━━ ENTRIES SHOWN

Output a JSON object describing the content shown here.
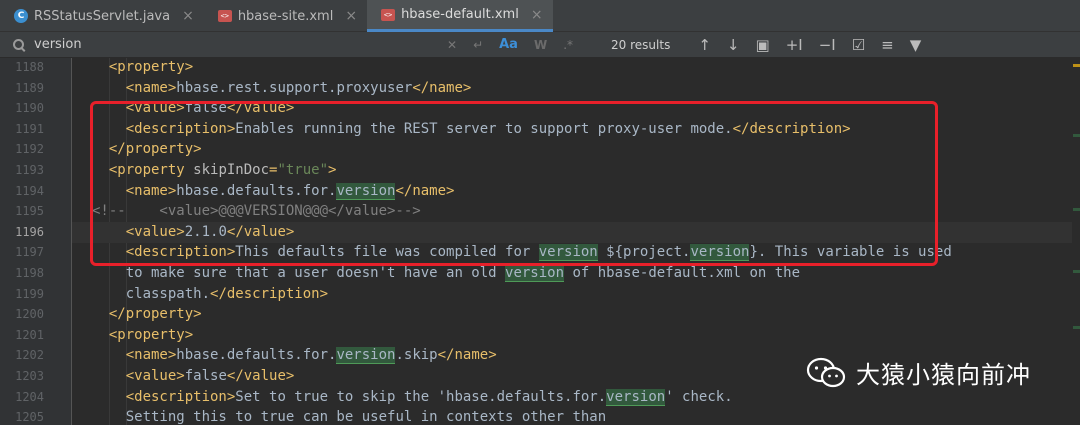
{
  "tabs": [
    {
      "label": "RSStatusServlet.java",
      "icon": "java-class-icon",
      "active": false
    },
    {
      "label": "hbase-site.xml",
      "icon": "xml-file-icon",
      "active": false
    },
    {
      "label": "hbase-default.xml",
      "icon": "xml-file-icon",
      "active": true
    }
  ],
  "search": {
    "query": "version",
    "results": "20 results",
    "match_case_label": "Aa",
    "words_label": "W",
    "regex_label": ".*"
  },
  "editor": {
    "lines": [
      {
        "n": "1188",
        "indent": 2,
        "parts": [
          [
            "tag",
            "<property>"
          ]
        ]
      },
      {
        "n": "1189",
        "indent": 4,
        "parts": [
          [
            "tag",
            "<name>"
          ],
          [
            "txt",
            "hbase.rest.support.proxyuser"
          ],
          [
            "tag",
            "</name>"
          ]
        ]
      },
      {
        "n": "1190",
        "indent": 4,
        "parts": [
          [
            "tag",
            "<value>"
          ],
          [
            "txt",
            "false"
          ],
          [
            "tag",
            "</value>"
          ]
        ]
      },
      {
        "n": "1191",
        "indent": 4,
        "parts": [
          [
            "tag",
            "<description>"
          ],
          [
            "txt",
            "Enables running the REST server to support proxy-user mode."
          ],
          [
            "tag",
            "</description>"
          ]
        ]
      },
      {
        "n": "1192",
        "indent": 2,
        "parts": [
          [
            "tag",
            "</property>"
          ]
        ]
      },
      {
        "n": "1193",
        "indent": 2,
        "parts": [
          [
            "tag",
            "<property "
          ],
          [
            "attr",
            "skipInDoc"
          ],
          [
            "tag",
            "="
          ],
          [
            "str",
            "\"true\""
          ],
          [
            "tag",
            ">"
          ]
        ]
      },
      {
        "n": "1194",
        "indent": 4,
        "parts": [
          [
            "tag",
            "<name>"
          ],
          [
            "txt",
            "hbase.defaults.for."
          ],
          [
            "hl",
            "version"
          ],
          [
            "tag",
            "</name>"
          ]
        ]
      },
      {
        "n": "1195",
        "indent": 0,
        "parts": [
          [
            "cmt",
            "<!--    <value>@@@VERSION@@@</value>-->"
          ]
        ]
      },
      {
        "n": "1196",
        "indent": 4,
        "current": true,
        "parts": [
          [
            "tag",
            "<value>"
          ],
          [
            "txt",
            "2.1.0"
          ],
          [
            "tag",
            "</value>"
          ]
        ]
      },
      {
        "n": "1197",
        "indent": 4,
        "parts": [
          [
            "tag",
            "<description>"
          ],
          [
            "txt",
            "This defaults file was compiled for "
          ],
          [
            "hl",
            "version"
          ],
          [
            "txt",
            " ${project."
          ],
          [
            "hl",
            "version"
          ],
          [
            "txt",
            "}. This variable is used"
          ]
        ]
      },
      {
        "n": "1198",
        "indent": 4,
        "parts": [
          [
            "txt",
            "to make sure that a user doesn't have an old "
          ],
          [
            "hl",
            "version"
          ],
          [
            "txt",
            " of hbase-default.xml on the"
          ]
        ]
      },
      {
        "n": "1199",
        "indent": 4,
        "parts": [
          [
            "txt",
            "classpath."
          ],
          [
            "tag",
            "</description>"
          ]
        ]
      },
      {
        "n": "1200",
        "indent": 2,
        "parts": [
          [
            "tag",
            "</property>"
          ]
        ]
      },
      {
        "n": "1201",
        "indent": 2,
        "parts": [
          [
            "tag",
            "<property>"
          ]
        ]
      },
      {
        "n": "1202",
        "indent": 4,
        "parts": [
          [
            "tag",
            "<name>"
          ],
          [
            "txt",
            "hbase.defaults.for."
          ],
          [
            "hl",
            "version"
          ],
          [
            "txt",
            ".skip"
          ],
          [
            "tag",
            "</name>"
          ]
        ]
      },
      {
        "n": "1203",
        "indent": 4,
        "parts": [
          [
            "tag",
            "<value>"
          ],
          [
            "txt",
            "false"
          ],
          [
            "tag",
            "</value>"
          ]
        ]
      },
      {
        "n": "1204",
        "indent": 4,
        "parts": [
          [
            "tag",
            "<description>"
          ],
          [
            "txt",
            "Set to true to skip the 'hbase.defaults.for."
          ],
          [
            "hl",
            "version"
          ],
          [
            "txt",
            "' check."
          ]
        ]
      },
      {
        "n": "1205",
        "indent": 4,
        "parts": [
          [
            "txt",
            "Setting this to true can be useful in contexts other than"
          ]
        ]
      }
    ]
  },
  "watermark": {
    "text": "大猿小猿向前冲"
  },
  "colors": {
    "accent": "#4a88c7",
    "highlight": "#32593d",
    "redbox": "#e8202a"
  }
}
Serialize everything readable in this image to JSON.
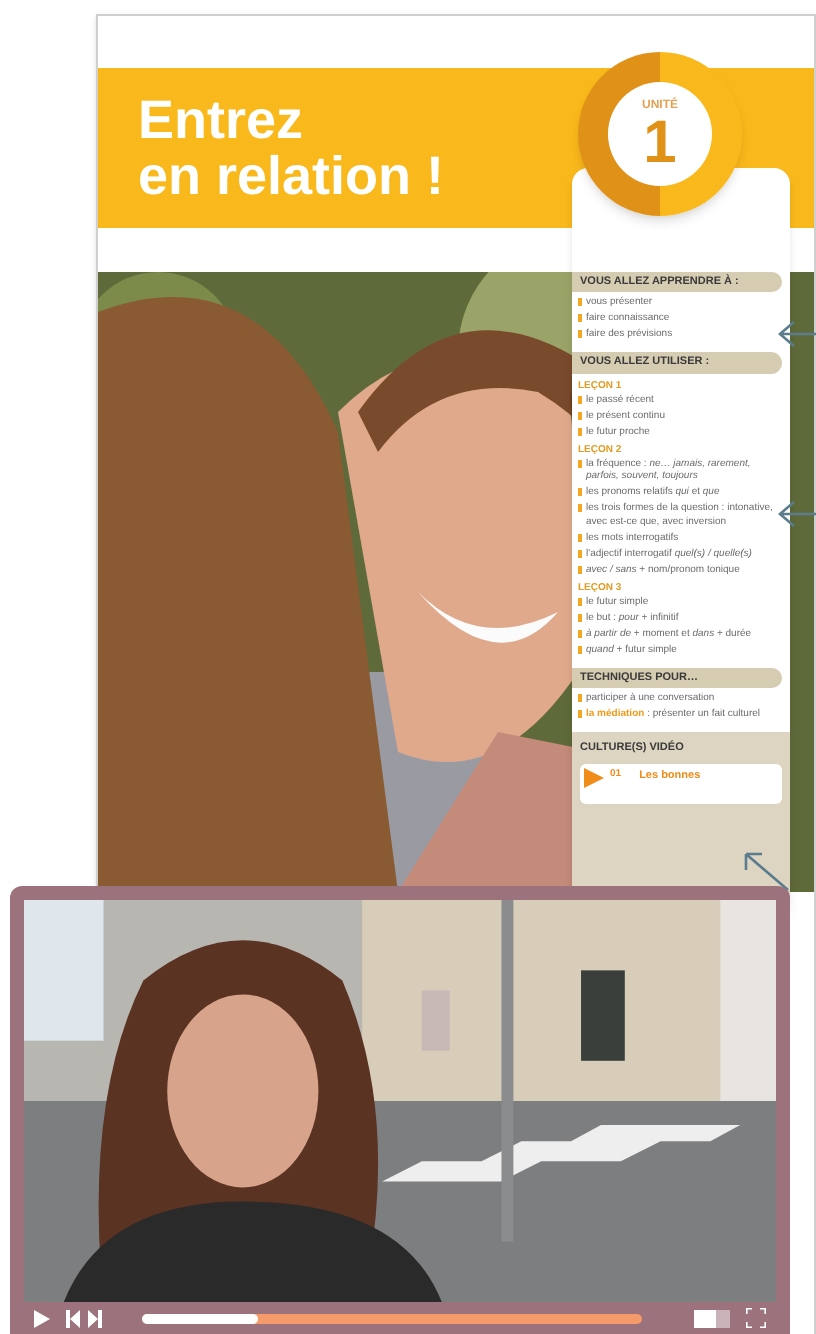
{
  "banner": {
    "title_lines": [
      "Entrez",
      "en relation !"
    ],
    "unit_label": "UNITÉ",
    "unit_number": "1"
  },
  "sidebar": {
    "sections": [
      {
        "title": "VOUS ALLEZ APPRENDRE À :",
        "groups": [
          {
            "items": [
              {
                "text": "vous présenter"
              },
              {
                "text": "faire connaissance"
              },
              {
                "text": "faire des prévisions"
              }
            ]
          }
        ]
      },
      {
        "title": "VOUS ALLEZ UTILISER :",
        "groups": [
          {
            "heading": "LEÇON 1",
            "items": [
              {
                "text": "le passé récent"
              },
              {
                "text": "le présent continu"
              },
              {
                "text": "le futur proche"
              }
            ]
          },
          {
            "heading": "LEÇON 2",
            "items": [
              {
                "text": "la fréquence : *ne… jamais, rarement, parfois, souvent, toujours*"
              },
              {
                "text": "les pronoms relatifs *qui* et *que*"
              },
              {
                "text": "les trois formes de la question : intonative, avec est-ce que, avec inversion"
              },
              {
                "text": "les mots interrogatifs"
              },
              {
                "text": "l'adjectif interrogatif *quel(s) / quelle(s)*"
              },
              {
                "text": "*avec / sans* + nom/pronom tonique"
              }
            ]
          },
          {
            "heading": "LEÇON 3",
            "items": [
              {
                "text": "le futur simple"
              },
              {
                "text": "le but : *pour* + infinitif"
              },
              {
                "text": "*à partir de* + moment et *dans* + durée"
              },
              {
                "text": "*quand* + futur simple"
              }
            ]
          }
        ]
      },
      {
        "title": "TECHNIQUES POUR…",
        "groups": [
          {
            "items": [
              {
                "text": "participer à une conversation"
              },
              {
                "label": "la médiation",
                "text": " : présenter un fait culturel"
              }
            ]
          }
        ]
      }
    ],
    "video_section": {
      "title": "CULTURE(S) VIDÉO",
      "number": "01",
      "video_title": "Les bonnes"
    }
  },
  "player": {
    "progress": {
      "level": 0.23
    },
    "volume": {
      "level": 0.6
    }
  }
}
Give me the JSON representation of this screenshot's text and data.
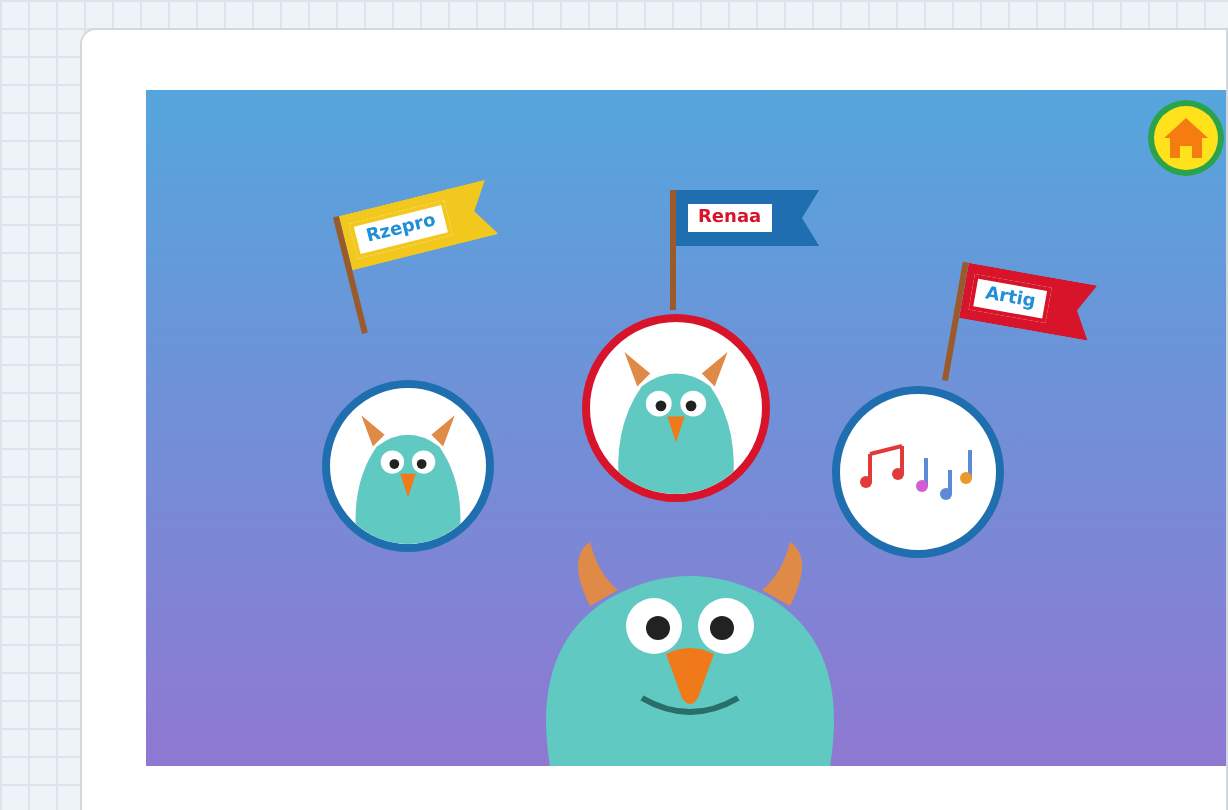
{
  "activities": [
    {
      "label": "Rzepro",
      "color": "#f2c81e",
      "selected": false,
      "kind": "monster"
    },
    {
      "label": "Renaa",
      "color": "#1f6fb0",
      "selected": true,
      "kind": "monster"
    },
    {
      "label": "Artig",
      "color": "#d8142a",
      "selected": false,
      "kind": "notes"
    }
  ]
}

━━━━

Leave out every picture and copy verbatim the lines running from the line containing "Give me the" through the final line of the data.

Give me the JSON representation of this screenshot's text and data.
{
  "activities": [
    {
      "label": "Rzepro",
      "color": "#f2c81e",
      "selected": false,
      "kind": "monster"
    },
    {
      "label": "Renaa",
      "color": "#1f6fb0",
      "selected": true,
      "kind": "monster"
    },
    {
      "label": "Artig",
      "color": "#d8142a",
      "selected": false,
      "kind": "notes"
    }
  ]
}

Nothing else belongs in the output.